We investigated the seasonal pattern of stroke using the Lehigh Valley Stroke Register. This register includes all patients hospitalized with stroke or transient ischemic attack (TIA) from among the 600,000 Lehigh Valley residents. Meterological data were obtained from the National Oceanic and Atmospheric Administration. The study, which uses 18 months of data, included 1,944 cases. Using single harmonic regression analysis, the seasonal pattern of TIA and infarction, but not hemorrhage, fit a sine-cosine wavefunction with a 12-month period (R2 = 41% and 36%, respectively). For infarction, the strongest seasonal pattern was exhibited for women of all ages and for both sexes in the age groups 65-74 and 75-84, but only the sine component was significant.
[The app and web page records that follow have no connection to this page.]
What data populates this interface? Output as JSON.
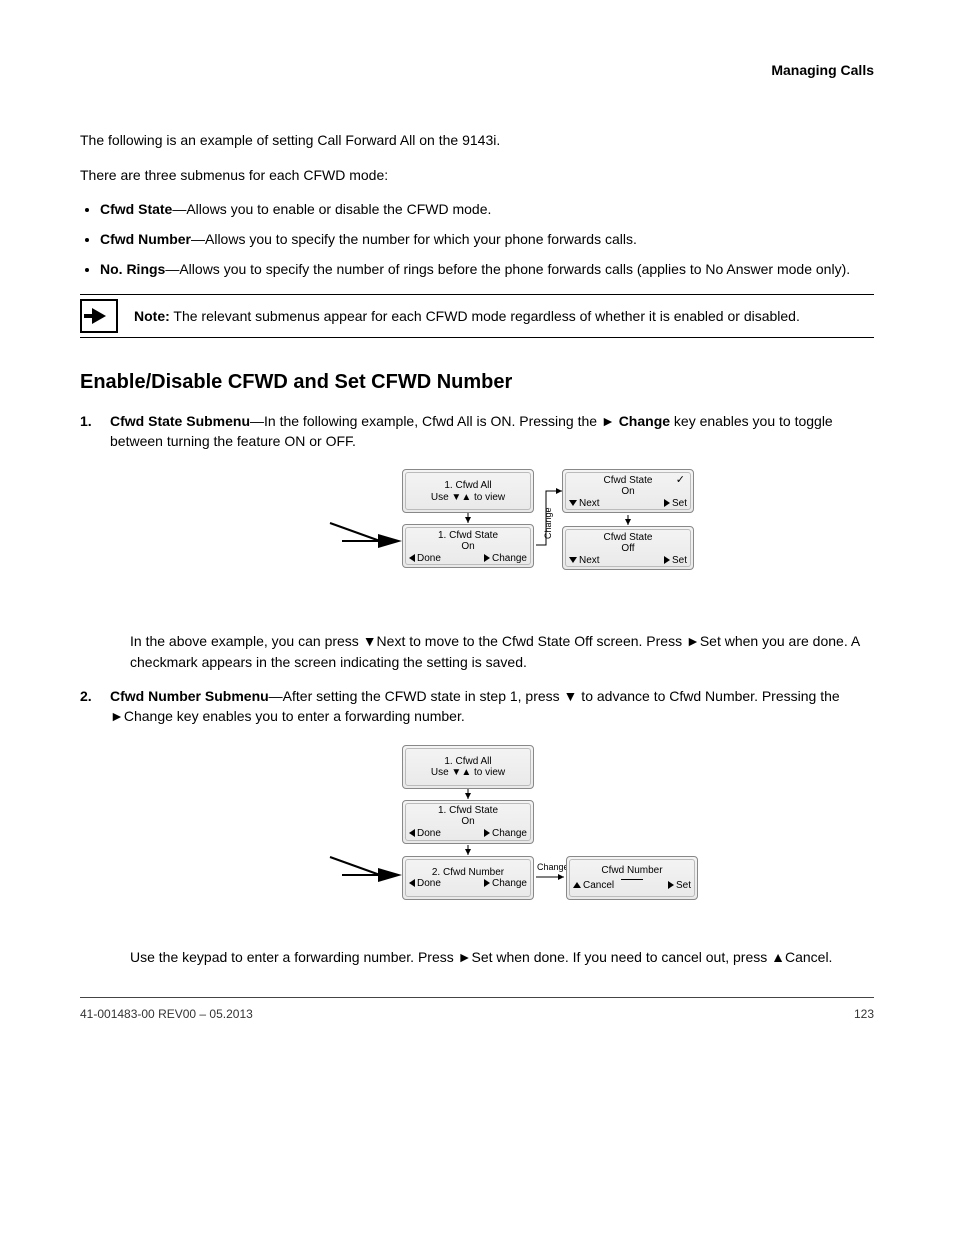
{
  "header": {
    "right": "Managing Calls"
  },
  "intro_lines": [
    "The following is an example of setting Call Forward All on the 9143i.",
    "There are three submenus for each CFWD mode:"
  ],
  "submenu_items": [
    {
      "term": "Cfwd State",
      "desc": "—Allows you to enable or disable the CFWD mode."
    },
    {
      "term": "Cfwd Number",
      "desc": "—Allows you to specify the number for which your phone forwards calls."
    },
    {
      "term": "No. Rings",
      "desc": "—Allows you to specify the number of rings before the phone forwards calls (applies to No Answer mode only)."
    }
  ],
  "note": {
    "label": "Note:",
    "text": "The relevant submenus appear for each CFWD mode regardless of whether it is enabled or disabled."
  },
  "section_title": "Enable/Disable CFWD and Set CFWD Number",
  "steps": [
    {
      "num": "1.",
      "label": "Cfwd State Submenu",
      "body": "—In the following example, Cfwd All is ON. Pressing the ",
      "bold_inline": "► Change",
      "body2": " key enables you to toggle between turning the feature ON or OFF. "
    }
  ],
  "step_followups": [
    "In the above example, you can press ▼Next to move to the Cfwd State Off screen. Press ►Set when you are done. A checkmark appears in the screen indicating the setting is saved."
  ],
  "step2": {
    "num": "2.",
    "label": "Cfwd Number Submenu",
    "body": "—After setting the CFWD state in step 1, press ▼ to advance to Cfwd Number. Pressing the ►Change key enables you to enter a forwarding number."
  },
  "step2_followup": "Use the keypad to enter a forwarding number. Press ►Set when done. If you need to cancel out, press ▲Cancel.",
  "diagram1": {
    "b1": {
      "l1": "1. Cfwd All",
      "l2": "Use ▼▲ to view"
    },
    "b2": {
      "l1": "1. Cfwd State",
      "l1b": "On",
      "left": "Done",
      "right": "Change"
    },
    "b3": {
      "l1": "Cfwd State",
      "l1b": "On",
      "left": "Next",
      "right": "Set"
    },
    "b4": {
      "l1": "Cfwd State",
      "l1b": "Off",
      "left": "Next",
      "right": "Set"
    },
    "edge_label": "Change"
  },
  "diagram2": {
    "b1": {
      "l1": "1. Cfwd All",
      "l2": "Use ▼▲ to view"
    },
    "b2": {
      "l1": "1. Cfwd State",
      "l1b": "On",
      "left": "Done",
      "right": "Change"
    },
    "b3": {
      "l1": "2. Cfwd Number",
      "left": "Done",
      "right": "Change"
    },
    "b4": {
      "l1": "Cfwd Number",
      "left": "Cancel",
      "right": "Set"
    },
    "edge_label": "Change"
  },
  "footer": {
    "left": "41-001483-00 REV00 – 05.2013",
    "right": "123"
  }
}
The peak months for TIA were June-August, while the peak months for infarcts were February-April. Correlations between ambient temperature and each type of stroke were computed. A significant positive correlation for TIA was found (r = 0.57, p = 0.01). After adjusting for a 2-month lag between the low for infarction and the peak for temperature, a significant negative correlation was found (r = -0.64, p = 0.01). No significant correlation was found for hemorrhage. Possible reasons for the opposite relations of TIA and infarct are discussed.
- Copyright © 1987 by American Heart Association